Starman has made me laugh, made me cry, and its stories about the past and future make it an 80-issue celebration of everything great about comic books. And with a little effort, a film adaptation of it could give the DC cinematic universe the sense of history and heroism that defined the comics.
Spider Jerusalem, a Hunter S. Thompson-esque writer living in the 23rd century is in self imposed isolation when he finds out something distressing: he still owes his publisher two more books. Now, for contractual reasons, Spider must take on the slimy politics of the future with only his acerbic wit and cunning at his disposal.
The world of Transmetropolitan as created by Warren Ellis and Darick Robertson is filled with sex, drugs, and violence, and that's just the children's entertainment. But Transmet isn't great simply because it's shocking. The book easily manages to balance the crude (like Spider's signature Bowel Disruptor gun) with the emotionally powerful (Issue 8 features the tragic story of a women cryogenically frozen coming to terms with the overwhelming world of the future). And the entire series leads up to one of the best finales of all time. Want to know what a film adaptation of this one could be like? Imagine Fear and Loathing in Neo-Vegas. "˜Nuff said.

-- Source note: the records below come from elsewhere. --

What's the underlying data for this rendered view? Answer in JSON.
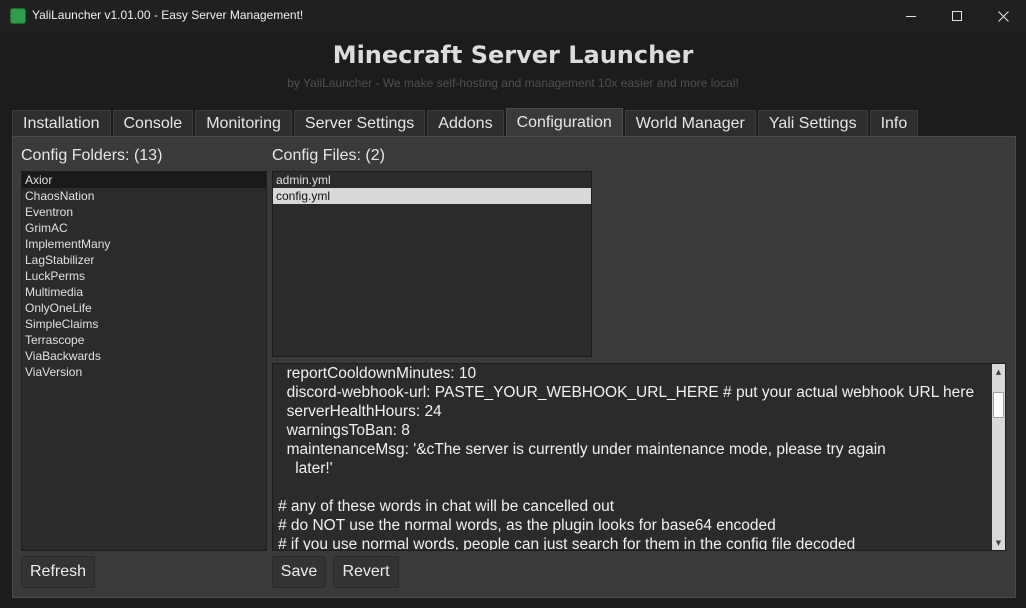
{
  "window": {
    "title": "YaliLauncher v1.01.00 - Easy Server Management!",
    "icon": "app-icon",
    "controls": [
      "minimize-icon",
      "maximize-icon",
      "close-icon"
    ]
  },
  "header": {
    "title": "Minecraft Server Launcher",
    "subtitle": "by YaliLauncher - We make self-hosting and management 10x easier and more local!"
  },
  "tabs": [
    {
      "label": "Installation",
      "active": false
    },
    {
      "label": "Console",
      "active": false
    },
    {
      "label": "Monitoring",
      "active": false
    },
    {
      "label": "Server Settings",
      "active": false
    },
    {
      "label": "Addons",
      "active": false
    },
    {
      "label": "Configuration",
      "active": true
    },
    {
      "label": "World Manager",
      "active": false
    },
    {
      "label": "Yali Settings",
      "active": false
    },
    {
      "label": "Info",
      "active": false
    }
  ],
  "folders": {
    "label": "Config Folders: (13)",
    "items": [
      "Axior",
      "ChaosNation",
      "Eventron",
      "GrimAC",
      "ImplementMany",
      "LagStabilizer",
      "LuckPerms",
      "Multimedia",
      "OnlyOneLife",
      "SimpleClaims",
      "Terrascope",
      "ViaBackwards",
      "ViaVersion"
    ],
    "selected": "Axior",
    "refresh_label": "Refresh"
  },
  "files": {
    "label": "Config Files: (2)",
    "items": [
      "admin.yml",
      "config.yml"
    ],
    "selected": "config.yml"
  },
  "editor": {
    "lines": [
      "  reportCooldownMinutes: 10",
      "  discord-webhook-url: PASTE_YOUR_WEBHOOK_URL_HERE # put your actual webhook URL here",
      "  serverHealthHours: 24",
      "  warningsToBan: 8",
      "  maintenanceMsg: '&cThe server is currently under maintenance mode, please try again",
      "    later!'",
      "",
      "# any of these words in chat will be cancelled out",
      "# do NOT use the normal words, as the plugin looks for base64 encoded",
      "# if you use normal words, people can just search for them in the config file decoded"
    ],
    "save_label": "Save",
    "revert_label": "Revert"
  },
  "colors": {
    "window_bg": "#1c1c1c",
    "panel_bg": "#3a3a3a",
    "list_bg": "#2b2b2b",
    "tab_bg": "#2e2e2e",
    "selected_file_bg": "#d8d8d8"
  }
}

Not gonna lie, Thunderbolts (created by Kurt Busiek and Mark Bagley) is on here mostly because the Thunderbolts are, bar none, my favorite superhero team of all time. and, while I know they're probably never getting a film"¦ well, a guy can dream, can't he?
Here's the pitch: after the Avengers, X-Men, and Fantastic Four have all disappeared (due to a dumb comic book thing you don't need to know about) a brand new super team emerges: the Thunderbolts. As it turns out, however, these new heroes are not what they seem. In reality, they are the disguised members of super villain team The Masters of Evil, pretending to be heroes with the endgame of world domination. But what happens when some of these villains decide they like being heroes more? What happens when the media grows close to discovering their identities? And how do the best known super villains in the world try to redeem themselves after all of their attempted world domination?

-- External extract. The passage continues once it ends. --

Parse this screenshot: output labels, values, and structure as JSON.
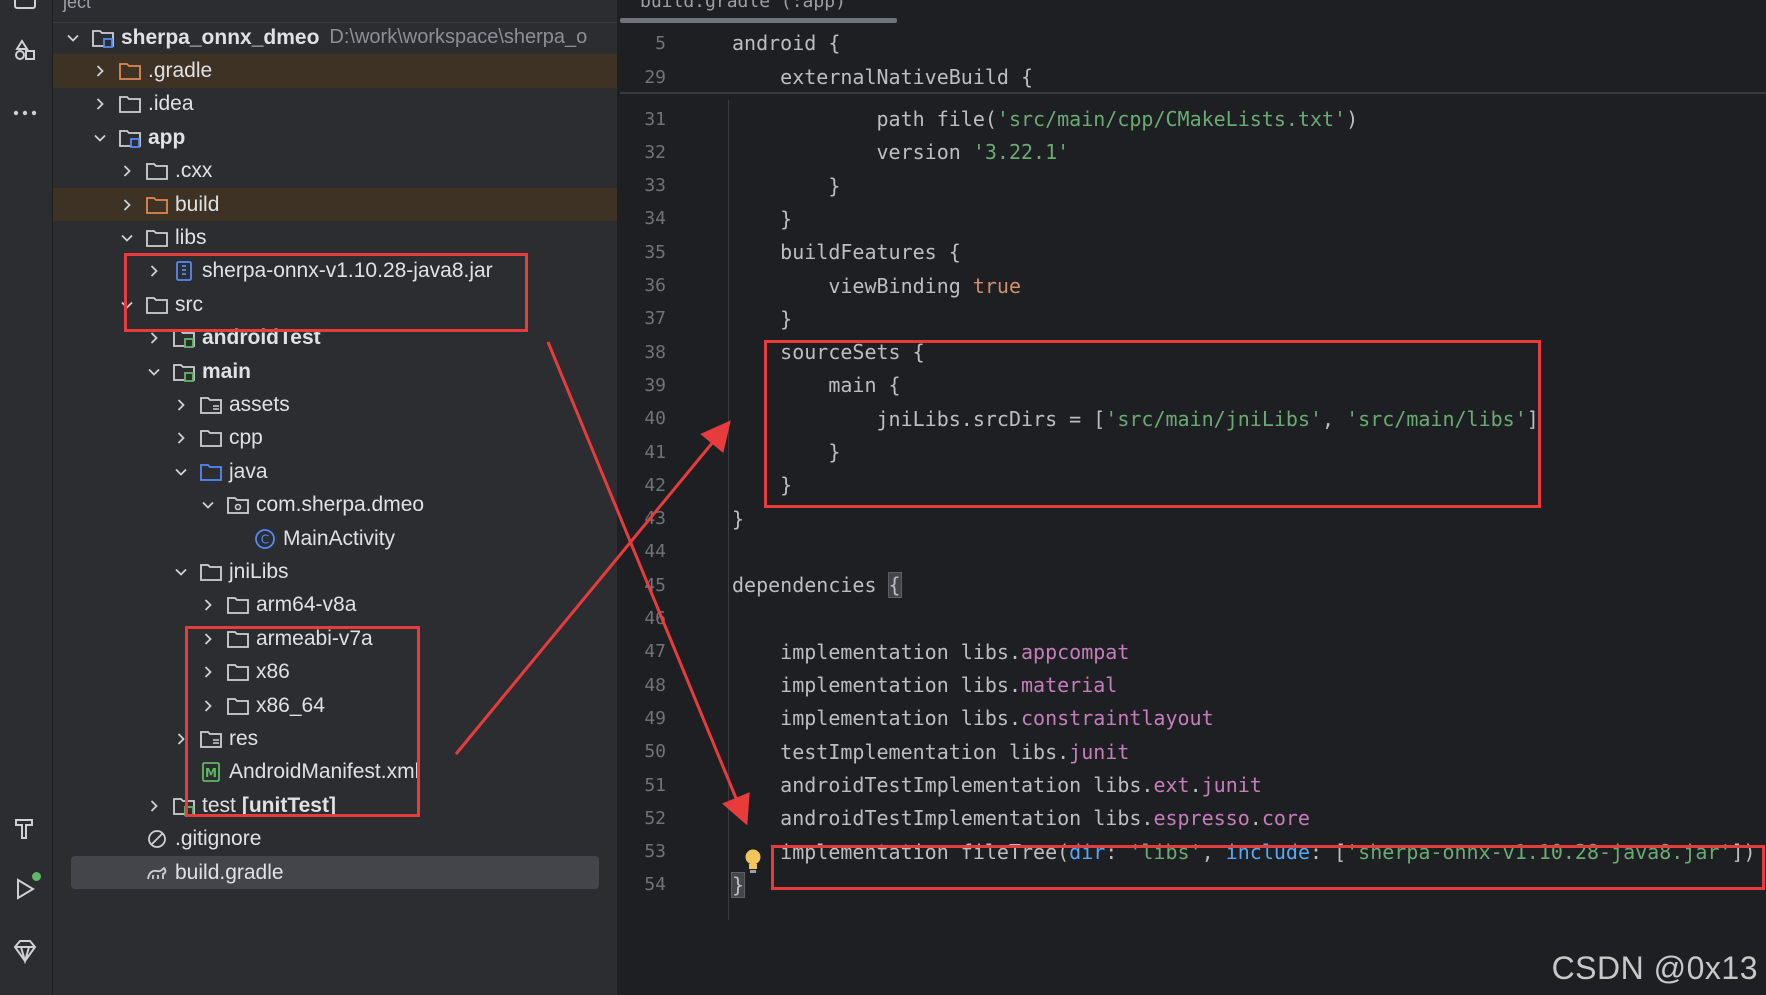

The nigh-200 issue run of the Thunderbolts series answers all those questions while also telling a story of redemption and downfall that flowed from writer to writer and from team to team. There were rumors of a Thunderbolts series in the works at Marvel TV, but for me, this one needs a full movie behind it. But then, with original Thunderbolts leader Baron Zemo set to appear in Captain America 3, maybe we'll get one.
Leinil Francis Yu and Mark Millar (yes, again) collaborate to produce a comic book that is basically a heist movie featuring super villains. After an aging super villain gets into trouble with a loan shark, he calls in every favor he can, bringing together a charming team of super criminals to steal the money he needs. Said team of super criminals decide, since America's all full of superheroes, why not just go to Spain instead? The series that follows is fun, charming, and enjoyable as hell.
I really don't want to give away too much of what happens, because the series is full of twists, turns, and a crazy-as-hell finale. It is a must read, for sure. And if "super villain heist movie" actually gets up there on screen, I dare anyone NOT to be interested in checking that one out.
And with that, I have to draw this list to a close and implore you to go buy one of these fine series. Honestly, I could have written a top 20.